Review for "Invisible Americans: The Tragic Cost of Poverty" by Jeff Madrick (2020) Rating: 4 out of 5 stars
Throughout this book, Jeff Madrick, an economist, proposes that the solution to the very complex problem of child poverty is to give children and their families cash. While I am not going to go into why I completely disagree that we cannot simply throw a monthly cash allowance at a problem that is very much rooted in the history of racism, discrimination, and just plain bad government policy, I will critique the book itself.
Many of the arguments presented in this book are very compelling. Madrick explains why current measures of poverty are woefully out of date and inaccurate. He discusses the flawed political underpinnings of the notion of “deserving” and “undeserving” poor, as well as an extensive attack of the idea of the “culture of poverty” which often position Black and Latinx communities as hopeless victims instead of people who desire to lift their circumstances.
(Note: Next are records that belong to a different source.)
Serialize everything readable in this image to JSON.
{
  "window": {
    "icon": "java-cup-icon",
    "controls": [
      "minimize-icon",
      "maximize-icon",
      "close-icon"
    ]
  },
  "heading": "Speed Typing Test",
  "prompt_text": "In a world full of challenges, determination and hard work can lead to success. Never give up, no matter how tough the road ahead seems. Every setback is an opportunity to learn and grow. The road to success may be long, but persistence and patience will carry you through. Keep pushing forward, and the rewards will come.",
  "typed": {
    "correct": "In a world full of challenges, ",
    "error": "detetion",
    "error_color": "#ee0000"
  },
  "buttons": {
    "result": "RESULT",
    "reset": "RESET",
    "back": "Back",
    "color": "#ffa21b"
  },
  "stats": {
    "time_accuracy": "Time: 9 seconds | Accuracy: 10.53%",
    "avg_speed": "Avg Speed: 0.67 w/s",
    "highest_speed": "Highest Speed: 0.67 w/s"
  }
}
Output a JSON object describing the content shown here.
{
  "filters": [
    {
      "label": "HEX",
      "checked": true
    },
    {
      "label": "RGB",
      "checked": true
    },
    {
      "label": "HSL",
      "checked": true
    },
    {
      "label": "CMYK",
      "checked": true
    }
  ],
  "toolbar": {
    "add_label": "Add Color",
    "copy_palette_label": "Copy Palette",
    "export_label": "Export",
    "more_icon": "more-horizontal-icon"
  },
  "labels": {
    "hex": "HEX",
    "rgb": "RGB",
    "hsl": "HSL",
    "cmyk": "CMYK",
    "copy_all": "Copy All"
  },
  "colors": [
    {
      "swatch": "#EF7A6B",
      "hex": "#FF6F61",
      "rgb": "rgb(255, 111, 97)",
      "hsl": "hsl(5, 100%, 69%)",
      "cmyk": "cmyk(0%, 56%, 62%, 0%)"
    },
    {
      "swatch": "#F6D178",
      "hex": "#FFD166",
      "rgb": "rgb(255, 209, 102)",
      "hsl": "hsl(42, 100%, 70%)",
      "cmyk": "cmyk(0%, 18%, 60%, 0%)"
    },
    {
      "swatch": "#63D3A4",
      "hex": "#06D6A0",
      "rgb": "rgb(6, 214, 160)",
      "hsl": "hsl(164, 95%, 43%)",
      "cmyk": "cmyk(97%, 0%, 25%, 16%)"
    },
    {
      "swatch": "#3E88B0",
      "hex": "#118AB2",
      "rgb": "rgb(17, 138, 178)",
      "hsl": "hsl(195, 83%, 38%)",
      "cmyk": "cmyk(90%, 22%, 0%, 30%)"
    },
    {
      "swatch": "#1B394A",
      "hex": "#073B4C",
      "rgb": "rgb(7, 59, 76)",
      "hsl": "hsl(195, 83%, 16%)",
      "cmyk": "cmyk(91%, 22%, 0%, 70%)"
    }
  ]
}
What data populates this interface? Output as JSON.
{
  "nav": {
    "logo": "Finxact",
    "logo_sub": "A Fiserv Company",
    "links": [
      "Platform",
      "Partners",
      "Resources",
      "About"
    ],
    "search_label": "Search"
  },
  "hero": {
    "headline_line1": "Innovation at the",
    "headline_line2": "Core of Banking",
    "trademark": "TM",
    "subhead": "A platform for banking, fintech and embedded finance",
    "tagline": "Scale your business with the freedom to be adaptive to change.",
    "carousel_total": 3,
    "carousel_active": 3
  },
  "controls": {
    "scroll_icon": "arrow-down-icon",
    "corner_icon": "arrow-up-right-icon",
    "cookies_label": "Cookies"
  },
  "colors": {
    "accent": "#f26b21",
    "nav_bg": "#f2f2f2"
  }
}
Despite all of these “right on target” themes, I must admit that this book is very dense and not very accessible to the masses. There are lots of statistics, heavy handed explanations, and acronyms that are intended more for policymakers than the typical curious reader who may stumble onto this book. While Madrick does present a compelling case for why child poverty is a moral failing and its devastating consequences, I would have liked to see this book’s language a lot more readable for the masses.